> [Brief]
Only a number is wanted: how many lines in the records below contain "title"?

Data excerpts:
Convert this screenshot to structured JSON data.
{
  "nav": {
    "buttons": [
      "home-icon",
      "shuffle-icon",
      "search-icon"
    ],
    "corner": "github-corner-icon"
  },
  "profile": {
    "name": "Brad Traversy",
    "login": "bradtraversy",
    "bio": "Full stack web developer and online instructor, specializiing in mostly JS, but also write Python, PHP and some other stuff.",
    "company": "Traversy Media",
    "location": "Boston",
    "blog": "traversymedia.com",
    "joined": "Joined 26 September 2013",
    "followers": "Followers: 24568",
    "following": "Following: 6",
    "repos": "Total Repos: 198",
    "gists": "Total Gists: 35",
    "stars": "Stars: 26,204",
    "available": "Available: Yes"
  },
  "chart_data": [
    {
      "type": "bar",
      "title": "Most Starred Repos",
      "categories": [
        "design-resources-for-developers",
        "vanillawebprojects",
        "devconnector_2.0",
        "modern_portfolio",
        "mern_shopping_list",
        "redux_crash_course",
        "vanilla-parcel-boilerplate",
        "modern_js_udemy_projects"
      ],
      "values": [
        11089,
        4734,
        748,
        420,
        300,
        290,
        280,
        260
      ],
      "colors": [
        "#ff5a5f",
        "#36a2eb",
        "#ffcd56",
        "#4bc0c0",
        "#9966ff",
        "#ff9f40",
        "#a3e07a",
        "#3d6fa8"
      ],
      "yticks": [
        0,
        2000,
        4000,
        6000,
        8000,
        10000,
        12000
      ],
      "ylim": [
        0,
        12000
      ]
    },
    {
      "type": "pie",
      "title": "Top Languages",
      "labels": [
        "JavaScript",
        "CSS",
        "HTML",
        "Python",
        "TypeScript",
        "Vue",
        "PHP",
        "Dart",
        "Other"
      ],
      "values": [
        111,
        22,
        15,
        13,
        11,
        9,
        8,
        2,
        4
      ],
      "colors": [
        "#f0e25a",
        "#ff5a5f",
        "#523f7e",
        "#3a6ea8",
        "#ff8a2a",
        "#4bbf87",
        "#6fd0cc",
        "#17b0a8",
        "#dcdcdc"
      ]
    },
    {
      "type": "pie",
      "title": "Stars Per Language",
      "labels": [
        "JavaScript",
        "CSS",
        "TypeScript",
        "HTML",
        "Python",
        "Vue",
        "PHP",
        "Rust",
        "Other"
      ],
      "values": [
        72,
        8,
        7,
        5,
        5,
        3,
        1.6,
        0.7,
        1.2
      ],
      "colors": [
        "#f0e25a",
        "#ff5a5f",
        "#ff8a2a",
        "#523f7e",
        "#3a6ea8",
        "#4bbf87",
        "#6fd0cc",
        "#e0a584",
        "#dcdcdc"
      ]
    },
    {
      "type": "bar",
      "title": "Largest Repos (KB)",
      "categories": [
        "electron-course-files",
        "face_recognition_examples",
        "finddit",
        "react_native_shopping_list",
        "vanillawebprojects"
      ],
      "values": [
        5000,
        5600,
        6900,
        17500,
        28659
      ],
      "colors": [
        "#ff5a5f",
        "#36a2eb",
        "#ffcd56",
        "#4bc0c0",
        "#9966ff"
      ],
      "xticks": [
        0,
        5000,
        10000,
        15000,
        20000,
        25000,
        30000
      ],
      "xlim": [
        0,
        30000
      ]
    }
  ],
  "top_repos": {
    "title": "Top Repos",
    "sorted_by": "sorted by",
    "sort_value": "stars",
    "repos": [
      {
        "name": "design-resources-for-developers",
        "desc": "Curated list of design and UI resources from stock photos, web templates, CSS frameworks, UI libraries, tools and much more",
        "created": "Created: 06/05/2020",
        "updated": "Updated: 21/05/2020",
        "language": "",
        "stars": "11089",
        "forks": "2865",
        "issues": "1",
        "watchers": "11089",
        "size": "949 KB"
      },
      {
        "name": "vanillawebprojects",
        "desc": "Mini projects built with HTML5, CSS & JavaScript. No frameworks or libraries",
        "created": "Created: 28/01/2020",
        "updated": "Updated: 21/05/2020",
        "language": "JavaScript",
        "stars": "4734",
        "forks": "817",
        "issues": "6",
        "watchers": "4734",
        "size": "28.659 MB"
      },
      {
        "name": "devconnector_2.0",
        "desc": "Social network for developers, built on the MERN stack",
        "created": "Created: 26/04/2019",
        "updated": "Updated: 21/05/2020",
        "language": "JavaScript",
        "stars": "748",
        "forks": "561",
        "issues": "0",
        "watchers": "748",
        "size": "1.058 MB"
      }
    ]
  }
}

> [Result]
5